> PROBLEM TO SOLVE
How many lines in the records below contain the word "Halaman"? Reply with the number alone.

[Page and application data records]
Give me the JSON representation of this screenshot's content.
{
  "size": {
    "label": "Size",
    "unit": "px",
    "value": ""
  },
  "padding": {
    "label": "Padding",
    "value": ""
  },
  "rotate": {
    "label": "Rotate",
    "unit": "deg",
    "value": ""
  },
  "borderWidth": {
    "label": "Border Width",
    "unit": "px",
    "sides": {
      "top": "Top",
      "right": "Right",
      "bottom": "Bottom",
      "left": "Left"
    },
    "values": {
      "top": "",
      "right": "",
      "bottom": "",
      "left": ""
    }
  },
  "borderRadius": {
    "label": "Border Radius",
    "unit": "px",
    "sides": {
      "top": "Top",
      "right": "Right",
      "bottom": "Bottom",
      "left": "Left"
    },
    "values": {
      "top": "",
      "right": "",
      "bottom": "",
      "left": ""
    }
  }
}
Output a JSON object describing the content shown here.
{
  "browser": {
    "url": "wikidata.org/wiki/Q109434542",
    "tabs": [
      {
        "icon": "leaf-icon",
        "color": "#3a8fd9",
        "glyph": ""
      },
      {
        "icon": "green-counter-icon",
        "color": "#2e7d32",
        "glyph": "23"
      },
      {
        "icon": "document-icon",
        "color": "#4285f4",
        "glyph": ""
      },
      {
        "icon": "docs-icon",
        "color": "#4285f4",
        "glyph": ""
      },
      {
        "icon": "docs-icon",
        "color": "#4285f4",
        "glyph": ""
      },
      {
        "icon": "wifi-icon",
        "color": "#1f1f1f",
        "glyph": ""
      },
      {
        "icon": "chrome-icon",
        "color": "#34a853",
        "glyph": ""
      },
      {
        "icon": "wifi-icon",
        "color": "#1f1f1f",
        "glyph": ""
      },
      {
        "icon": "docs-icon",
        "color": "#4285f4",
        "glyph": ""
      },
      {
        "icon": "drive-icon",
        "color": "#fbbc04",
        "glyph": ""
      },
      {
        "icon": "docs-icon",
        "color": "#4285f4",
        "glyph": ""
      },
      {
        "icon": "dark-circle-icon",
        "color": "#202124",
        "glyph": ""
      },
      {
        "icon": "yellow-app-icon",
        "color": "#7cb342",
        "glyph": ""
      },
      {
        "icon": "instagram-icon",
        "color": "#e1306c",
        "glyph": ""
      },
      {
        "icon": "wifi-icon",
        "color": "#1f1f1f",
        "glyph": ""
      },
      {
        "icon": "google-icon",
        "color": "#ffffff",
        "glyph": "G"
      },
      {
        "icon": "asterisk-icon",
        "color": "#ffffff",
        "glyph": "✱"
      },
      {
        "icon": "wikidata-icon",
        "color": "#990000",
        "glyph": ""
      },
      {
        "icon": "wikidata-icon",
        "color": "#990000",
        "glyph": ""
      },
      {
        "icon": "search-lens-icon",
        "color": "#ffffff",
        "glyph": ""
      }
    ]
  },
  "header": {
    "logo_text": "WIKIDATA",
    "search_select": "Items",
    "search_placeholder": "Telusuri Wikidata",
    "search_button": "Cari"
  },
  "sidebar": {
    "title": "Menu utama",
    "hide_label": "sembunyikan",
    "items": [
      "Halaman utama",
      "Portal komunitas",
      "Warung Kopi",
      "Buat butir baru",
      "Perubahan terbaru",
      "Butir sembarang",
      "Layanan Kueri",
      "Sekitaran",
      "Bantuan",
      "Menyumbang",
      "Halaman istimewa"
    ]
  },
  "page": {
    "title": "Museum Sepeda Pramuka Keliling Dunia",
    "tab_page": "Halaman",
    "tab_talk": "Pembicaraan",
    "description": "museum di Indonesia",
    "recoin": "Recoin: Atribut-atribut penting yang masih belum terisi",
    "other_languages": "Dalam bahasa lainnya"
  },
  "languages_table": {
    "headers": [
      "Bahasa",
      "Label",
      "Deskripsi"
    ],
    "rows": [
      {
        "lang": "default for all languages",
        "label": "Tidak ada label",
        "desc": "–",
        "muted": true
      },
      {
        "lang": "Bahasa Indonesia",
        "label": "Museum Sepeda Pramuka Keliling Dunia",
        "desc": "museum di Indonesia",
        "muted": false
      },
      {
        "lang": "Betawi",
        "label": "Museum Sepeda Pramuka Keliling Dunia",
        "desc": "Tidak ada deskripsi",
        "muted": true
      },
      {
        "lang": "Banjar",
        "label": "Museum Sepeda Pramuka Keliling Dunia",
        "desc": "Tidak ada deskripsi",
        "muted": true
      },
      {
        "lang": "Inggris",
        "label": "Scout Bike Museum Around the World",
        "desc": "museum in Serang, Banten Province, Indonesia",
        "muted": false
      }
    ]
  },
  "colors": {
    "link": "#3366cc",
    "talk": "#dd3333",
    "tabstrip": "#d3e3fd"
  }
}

> OUTPUT FOR THIS EXERCISE
3